Tuesday, May 05, 2015

TREDICESIMO SEMINARIO PAPIROLOGICO FIORENTINO (7-15 settembre 2015)

Istituto Papirologico Girolamo Vitelli
Istituto Papirologico «G. Vitelli» (Dipartimento di Lettere e Filosofia dell’Università degli Studi di Firenze) – Biblioteca Medicea Laurenziana – Accademia Fiorentina di Papirologia e di Studi sul Mondo Antico
TREDICESIMO SEMINARIO PAPIROLOGICO FIORENTINO


Papiri inediti delle collezioni fiorentine
Il seminario si terrà a Firenze dal 7 al 15 settembre 2015, presso l’Istituto Papirologico «G. Vitelli» (Borgo degli Albizi 12), e sarà coordinato dai proff. Guido Bastianini (Università di Firenze), Gabriella Messeri (Università di Napoli «Federico II») e Rosario Pintaudi (Università di Messina), con la collaborazione dei drr. Antonio López García, Francesca Maltomini, Giovanna Menci, Simona Russo e Marco Stroppa.

Il lavoro dei partecipanti si svolgerà su testi inediti delle collezioni fiorentine.
I partecipanti saranno impegnati nel restauro dei papiri e saranno loro fornite le necessarie istruzioni tecniche per operare sul materiale. Inoltre, i partecipanti affronteranno lo studio diretto degli originali: saranno fornite le nozioni fondamentali sulla metodologia della trascrizione e sulle varie tipologie dei testi che si recuperano dai papiri, nonché nozioni di inquadramento storico generale.
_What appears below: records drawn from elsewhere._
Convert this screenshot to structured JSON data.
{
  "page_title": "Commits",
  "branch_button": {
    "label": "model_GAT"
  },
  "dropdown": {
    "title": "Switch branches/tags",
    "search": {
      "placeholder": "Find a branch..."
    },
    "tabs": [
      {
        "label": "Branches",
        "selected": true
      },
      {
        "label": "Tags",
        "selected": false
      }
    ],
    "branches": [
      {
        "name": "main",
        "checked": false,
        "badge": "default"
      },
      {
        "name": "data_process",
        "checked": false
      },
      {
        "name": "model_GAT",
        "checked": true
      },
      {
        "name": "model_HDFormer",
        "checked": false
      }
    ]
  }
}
I partecipanti potranno altresì visitare la collezione di materiali archeologici custoditi presso l’Istituto Papirologico «G. Vitelli».
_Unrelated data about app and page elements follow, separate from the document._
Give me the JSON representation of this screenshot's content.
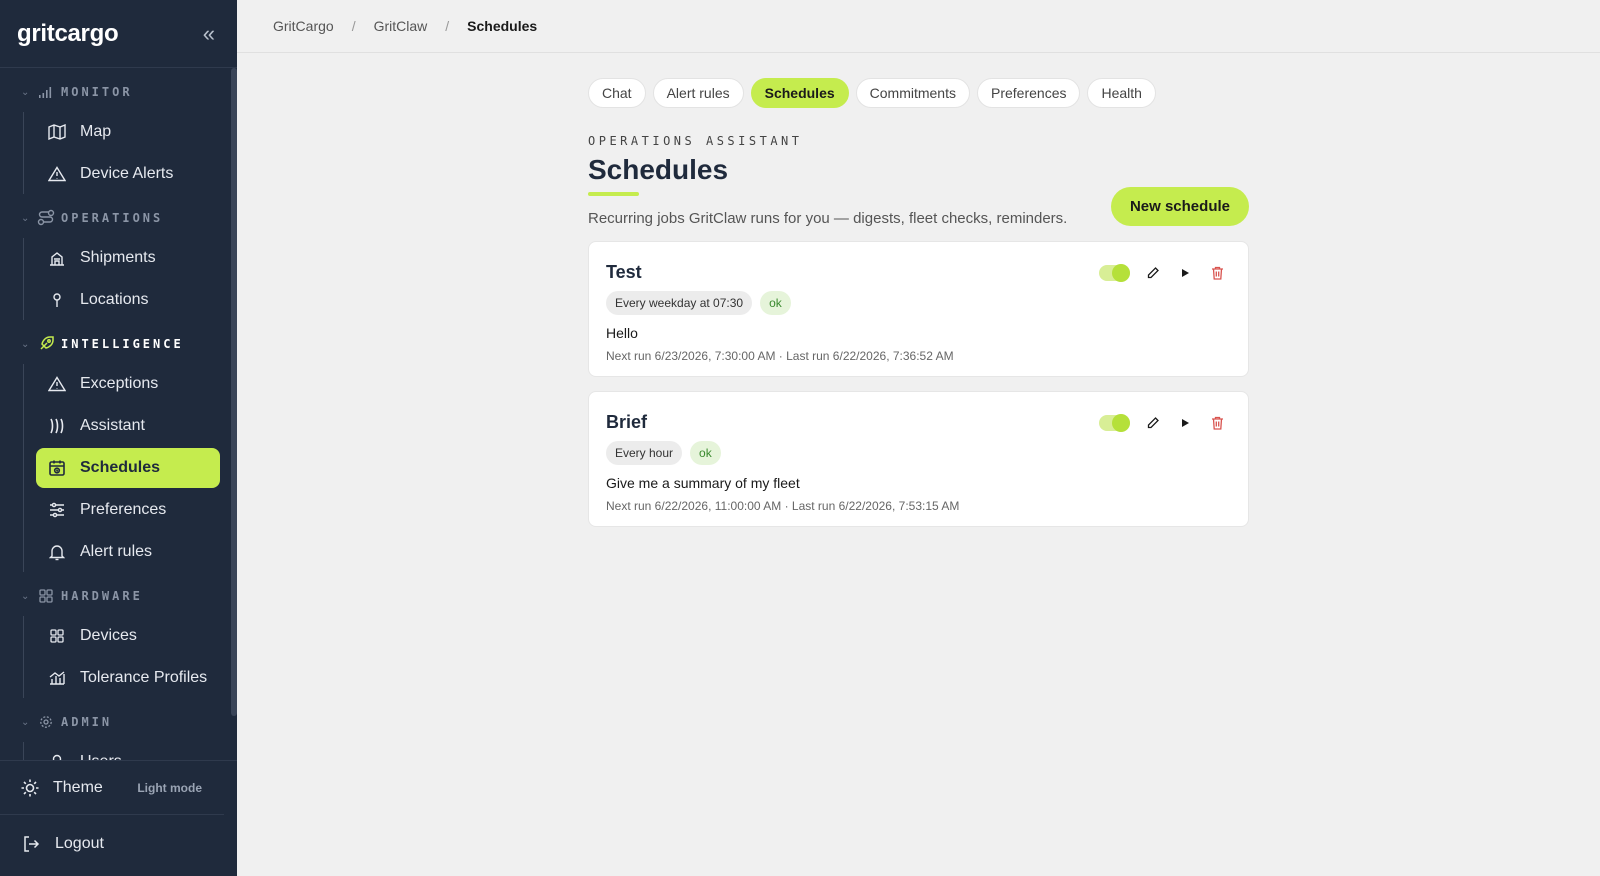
{
  "app": {
    "brand": "gritcargo"
  },
  "sidebar": {
    "sections": [
      {
        "title": "MONITOR",
        "icon": "signal-icon",
        "items": [
          {
            "label": "Map",
            "icon": "map-icon"
          },
          {
            "label": "Device Alerts",
            "icon": "warning-icon"
          }
        ]
      },
      {
        "title": "OPERATIONS",
        "icon": "route-icon",
        "items": [
          {
            "label": "Shipments",
            "icon": "shipments-icon"
          },
          {
            "label": "Locations",
            "icon": "location-pin-icon"
          }
        ]
      },
      {
        "title": "INTELLIGENCE",
        "icon": "rocket-icon",
        "items": [
          {
            "label": "Exceptions",
            "icon": "warning-icon"
          },
          {
            "label": "Assistant",
            "icon": "assistant-waves-icon"
          },
          {
            "label": "Schedules",
            "icon": "calendar-icon"
          },
          {
            "label": "Preferences",
            "icon": "sliders-icon"
          },
          {
            "label": "Alert rules",
            "icon": "bell-icon"
          }
        ]
      },
      {
        "title": "HARDWARE",
        "icon": "grid-icon",
        "items": [
          {
            "label": "Devices",
            "icon": "grid-icon"
          },
          {
            "label": "Tolerance Profiles",
            "icon": "chart-icon"
          }
        ]
      },
      {
        "title": "ADMIN",
        "icon": "gear-icon",
        "items": [
          {
            "label": "Users",
            "icon": "user-icon"
          }
        ]
      }
    ],
    "active_item": "Schedules",
    "theme_label": "Theme",
    "theme_mode": "Light mode",
    "logout_label": "Logout"
  },
  "breadcrumb": [
    "GritCargo",
    "GritClaw",
    "Schedules"
  ],
  "tabs": [
    "Chat",
    "Alert rules",
    "Schedules",
    "Commitments",
    "Preferences",
    "Health"
  ],
  "active_tab": "Schedules",
  "page": {
    "eyebrow": "OPERATIONS ASSISTANT",
    "title": "Schedules",
    "subtitle": "Recurring jobs GritClaw runs for you — digests, fleet checks, reminders.",
    "new_button": "New schedule"
  },
  "schedules": [
    {
      "name": "Test",
      "frequency": "Every weekday at 07:30",
      "status": "ok",
      "prompt": "Hello",
      "meta": "Next run 6/23/2026, 7:30:00 AM · Last run 6/22/2026, 7:36:52 AM",
      "enabled": true
    },
    {
      "name": "Brief",
      "frequency": "Every hour",
      "status": "ok",
      "prompt": "Give me a summary of my fleet",
      "meta": "Next run 6/22/2026, 11:00:00 AM · Last run 6/22/2026, 7:53:15 AM",
      "enabled": true
    }
  ],
  "colors": {
    "accent": "#c5ec4e",
    "sidebar_bg": "#1f2a3c",
    "danger": "#d9534f"
  }
}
Il seminario è riservato a giovani in possesso di Laurea triennale o magistrale, in ambito letterario o storico, con percorsi di studio di indirizzo classico (filologico o storico-antico). Sono ammessi anche studenti stranieri, con analoghi requisiti. Costituirà titolo preferenziale per l’ammissione al seminario l’avere svolto una tesi in Papirologia; non verranno prese in considerazione le domande di coloro che abbiano precedentemente partecipato a più di un’altra iniziativa analoga.
Al termine del seminario, sarà rilasciato un attestato di frequenza a coloro che abbiano seguito tutte le fasi dei lavori.
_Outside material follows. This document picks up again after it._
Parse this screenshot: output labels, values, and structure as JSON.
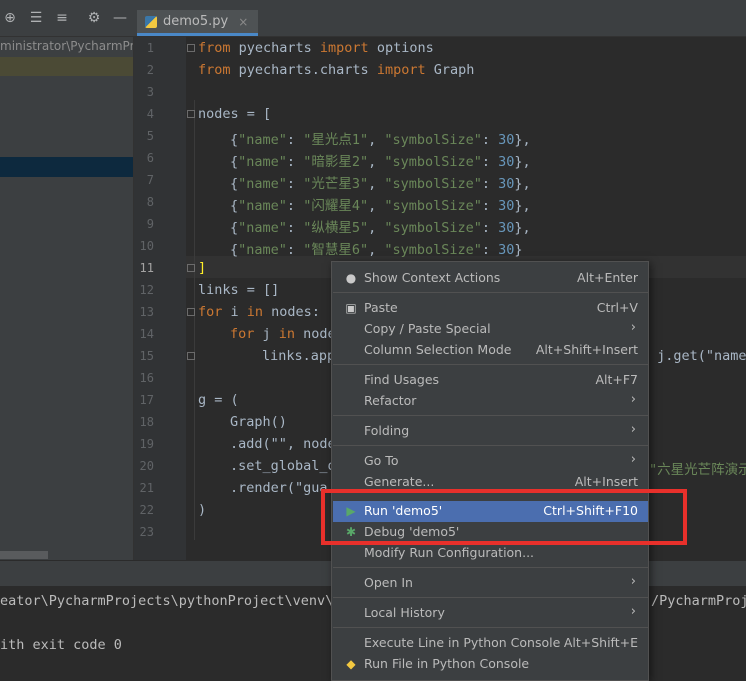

Il numero dei partecipanti è limitato a 12.
La quota di iscrizione è fissata in 250 euro.

Le domande di iscrizione devono pervenire entro il 26 giugno 2015 e devono essere indirizzate al prof. Guido Bastianini presso l’Istituto Papirologico «G. Vitelli», Borgo degli Albizi 12, I-50122 Firenze. Si prega di indicare sulla busta: “Tredicesimo Seminario Papirologico Fiorentino”. Alla domanda, in carta semplice, devono essere acclusi il curriculum vitae e una lettera di presentazione rilasciata da un docente universitario.

La quota di iscrizione dovrà essere versata secondo le modalità che saranno indicate nella lettera con cui sarà comunicato che la domanda di iscrizione è stata accettata.
I richiedenti saranno informati sull’esito della loro domanda entro il 15 luglio 2015.
I coordinatori del Seminario

Guido Bastianini, Gabriella Messeri, Rosario Pintaudi

Sunday, May 03, 2015

Documentary on looting in Egypt: HBO VICE Season 3, 8




Some screen shots from the doc.










Tuesday, April 28, 2015

Significant progress in the DCLP

From ISAW website
"Significant progress has been made. Teams at Heidelberg and Leuven University's Trismegistos project have worked together to create descriptive records for over 14,000 literary and sub-literary papyri, drawing on data from the Leuven Database of Ancient Books and other resources. The Würzburg team has concentrated its efforts on the Herculaneum papyri, creating additional descriptive records for over 250 of these uniquely complex and difficult objects. These teams have also been working together to prepare texts, of which nearly 200 have been prepared, including 99 of the Herculaneum papyri."
with thanks to Rodney Ast for the info.

Monday, April 27, 2015

Private acquisition of NT papyrus (P.Oxy. XIII 1596 = NT P28)

Evangelical Textual Criticism blog 
Gifford Combs, the new owner, is investment broker, and philanthropist, donating to exhibitions (2005: The Cambridge Illuminations)  2006: In the Beginning: Bibles before the Year 1000, 2008: The Prayer Book of Claude de France, a ms. he helped acquire ), serving on The Council of the Friends of the Bancroft Library 2002-3 1997-98, and of the Institute for Advanced Study 2007-8). His private collection also has a bifolium from the Cairo Genizah containing a copy of Sirach in Hebrew.